KPMG LLP plans to move its headquarters to Midtown Manhattan’s West Side by the end of 2025, reducing its office space by over 40%.
The new offices will provide the Big Four firm’s more than 5,500 New York-based partners and professionals an improved workplace experience outfitted with the latest technology. KPMG currently occupies approximately 800,000 square feet of space at 345 Park Avenue, where its worldwide headquarters are located, as well as 560 Lexington Avenue and 1350 Sixth Avenue. In the relocated headquarters, KPMG will lease approximately 450,000 square feet across 12 floors in the new 58-story Two Manhattan West building, Construction on the energy-efficient building is expected to be completed by Brookfield Properties in early 2023, and KPMG is planning to move in late 2025 when its current leases expire.
The move, announced Tuesday, comes as office space has remained empty across Manhattan and other cities across the country as a result of the pandemic that prompted employees to start working from home. Many KPMG employees have been working remotely or in hybrid mode since 2020.
“We’ve been in New York City for 125 years,” said KPMG New York office managing partner and market hub leader Yesenia Scheker Izquierdo. “Our firm actually started right here in New York City, so it’s a very important market for us and it’s our largest. What really prompted the move was the expiration of our leases. We’re in three different buildings in Manhattan, where we have about 5,500 of our professionals. Given the complexities around having three different leases and the expirations, we wanted to get ahead of that and really think about where we wanted to be.”

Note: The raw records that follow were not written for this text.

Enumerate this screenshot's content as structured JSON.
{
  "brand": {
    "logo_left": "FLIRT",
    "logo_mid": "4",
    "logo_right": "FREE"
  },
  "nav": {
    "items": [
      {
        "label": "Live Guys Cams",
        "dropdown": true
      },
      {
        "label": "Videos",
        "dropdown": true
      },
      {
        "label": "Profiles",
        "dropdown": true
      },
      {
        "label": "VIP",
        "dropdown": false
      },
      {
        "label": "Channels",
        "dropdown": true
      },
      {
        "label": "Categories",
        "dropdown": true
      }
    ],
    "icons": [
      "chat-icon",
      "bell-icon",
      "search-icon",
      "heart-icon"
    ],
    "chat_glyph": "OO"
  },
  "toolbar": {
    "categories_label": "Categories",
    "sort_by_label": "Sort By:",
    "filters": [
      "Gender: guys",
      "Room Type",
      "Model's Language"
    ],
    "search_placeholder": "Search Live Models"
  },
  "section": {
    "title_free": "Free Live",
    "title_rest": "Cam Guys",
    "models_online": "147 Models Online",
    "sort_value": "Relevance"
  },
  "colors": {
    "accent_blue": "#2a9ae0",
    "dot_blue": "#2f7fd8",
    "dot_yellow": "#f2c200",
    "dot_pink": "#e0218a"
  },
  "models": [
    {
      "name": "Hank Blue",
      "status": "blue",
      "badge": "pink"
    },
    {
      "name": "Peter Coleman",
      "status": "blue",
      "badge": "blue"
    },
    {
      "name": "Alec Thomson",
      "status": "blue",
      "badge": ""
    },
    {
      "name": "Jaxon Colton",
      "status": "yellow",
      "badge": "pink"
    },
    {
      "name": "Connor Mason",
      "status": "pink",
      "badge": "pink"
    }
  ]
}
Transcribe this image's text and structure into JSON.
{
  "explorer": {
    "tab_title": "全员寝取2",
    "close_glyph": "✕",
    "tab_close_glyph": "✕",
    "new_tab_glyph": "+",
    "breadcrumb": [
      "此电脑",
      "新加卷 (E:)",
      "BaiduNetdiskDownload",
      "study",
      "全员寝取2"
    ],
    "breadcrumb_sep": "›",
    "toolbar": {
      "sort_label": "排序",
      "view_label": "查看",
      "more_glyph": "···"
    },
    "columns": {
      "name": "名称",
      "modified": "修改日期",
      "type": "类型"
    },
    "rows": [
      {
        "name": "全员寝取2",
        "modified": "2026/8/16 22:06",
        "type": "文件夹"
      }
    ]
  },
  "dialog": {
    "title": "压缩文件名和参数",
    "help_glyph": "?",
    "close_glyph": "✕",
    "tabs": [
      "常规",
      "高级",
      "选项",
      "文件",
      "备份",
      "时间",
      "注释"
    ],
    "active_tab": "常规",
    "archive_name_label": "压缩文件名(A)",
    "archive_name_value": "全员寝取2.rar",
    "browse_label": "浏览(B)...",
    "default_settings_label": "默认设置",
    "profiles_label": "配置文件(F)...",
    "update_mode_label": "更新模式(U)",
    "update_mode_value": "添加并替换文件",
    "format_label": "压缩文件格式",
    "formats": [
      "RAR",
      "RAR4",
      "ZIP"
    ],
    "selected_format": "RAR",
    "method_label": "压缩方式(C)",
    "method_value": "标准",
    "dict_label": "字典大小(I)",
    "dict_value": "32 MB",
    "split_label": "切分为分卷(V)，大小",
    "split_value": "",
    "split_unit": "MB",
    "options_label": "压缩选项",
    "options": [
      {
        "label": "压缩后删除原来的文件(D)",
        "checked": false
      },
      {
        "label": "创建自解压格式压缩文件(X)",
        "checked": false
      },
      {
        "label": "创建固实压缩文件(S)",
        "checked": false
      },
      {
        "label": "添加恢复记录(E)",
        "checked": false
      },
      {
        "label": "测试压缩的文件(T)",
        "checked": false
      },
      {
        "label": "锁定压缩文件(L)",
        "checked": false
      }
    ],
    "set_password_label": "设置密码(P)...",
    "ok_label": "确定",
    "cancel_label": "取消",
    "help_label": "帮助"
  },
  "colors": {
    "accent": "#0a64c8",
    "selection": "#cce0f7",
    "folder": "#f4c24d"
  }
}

The firm sees the move as a way to renew its commitment to the city and bring its employees together. “We wanted to find a place where we can bring our 5,500 people together into one place,” said Izquierdo. “For us, recommitting to New York was very important, especially through some of the difficulties the city has had over COVID.”
Financial details were not disclosed, but Izquierdo said it’s the largest transaction this year from a square footage perspective in New York.
KPMG started by looking at the inventory of available office space in New York City and surveyed its employees to better understand what they were looking for, especially from a transportation perspective. The building is connected to Penn Station’s recently opened Moynihan Train Hall via a protected crosswalk and offers direct access to the High Line, the Hudson Yards Shed building, Madison Square Garden and the Penn district. It’s also close to the popular Chelsea Piers fitness complex and easily accessible from other parts of the city.
“We really wanted to be a place where there was a terrific workplace environment,” said Izquierdo. “The building has great amenities. It’s near a transportation hub and a hospitable place for people to visit where there’s a lot of good day and nighttime life for people. The other really important factor for us was sustainability, so we were looking for a building where we had ESG considerations.”
Designed by Skidmore, Owings & Merrill, the building’s developers plan to earn LEED Gold designation through an energy-efficient design, optimization of electrical service performance, sustainable materials, maximization of natural light, stormwater harvesting and recycling, and high indoor air quality.
“It really narrowed down our search to just a bit more than a handful of buildings, and we focused on those in particular,” said Izquierdo. “We toured and surveyed them and ranked them against the experience level they would provide to our employees and colleagues, and the technical considerations. At the end of the day, this really emerged as a unanimous choice for us.”
Many KPMG employees have been working remotely or in a hybrid environment, and the move will enable the firm to reduce its footprint while saving money when its current leases expire.
“The sustainability aspect was important, but we were really looking at how much space we needed,” said Izquierdo. “We have a hybrid work model. We call it ‘flex with purpose.’ It provides all of our professionals with flexibility to gather in our offices or work remotely at home. There’s an expectation that we want our people to gather together some parts of their week, whether they come into the office or a client site. We’re looking at how we’re going to design the amount of collaboration space we’ll need and how to use our space going forward, to take into account the virtual world and remote access, the way we’re working today. It’s ensuring that we really have a workspace where people can work in both the virtual and hybrid environment.”
As one sign of such a workplace, in June KPMG launched a collaboration hub in the metaverse where U.S. and Canadian employees can interact as avatars in a virtual office (see story).
“The workplace is evolving and the technology is evolving,” said Izquierdo. “We have the benefit of the next year or two as we look at the advancements that we’ve seen just through the pandemic and beyond and how that has accelerated. I can’t even imagine what the next potential innovation may be. But we have that time right now to really think about how we design our space, how we’re going to incorporate these types of new technologies, and how we’re going to use them for our people and to work.”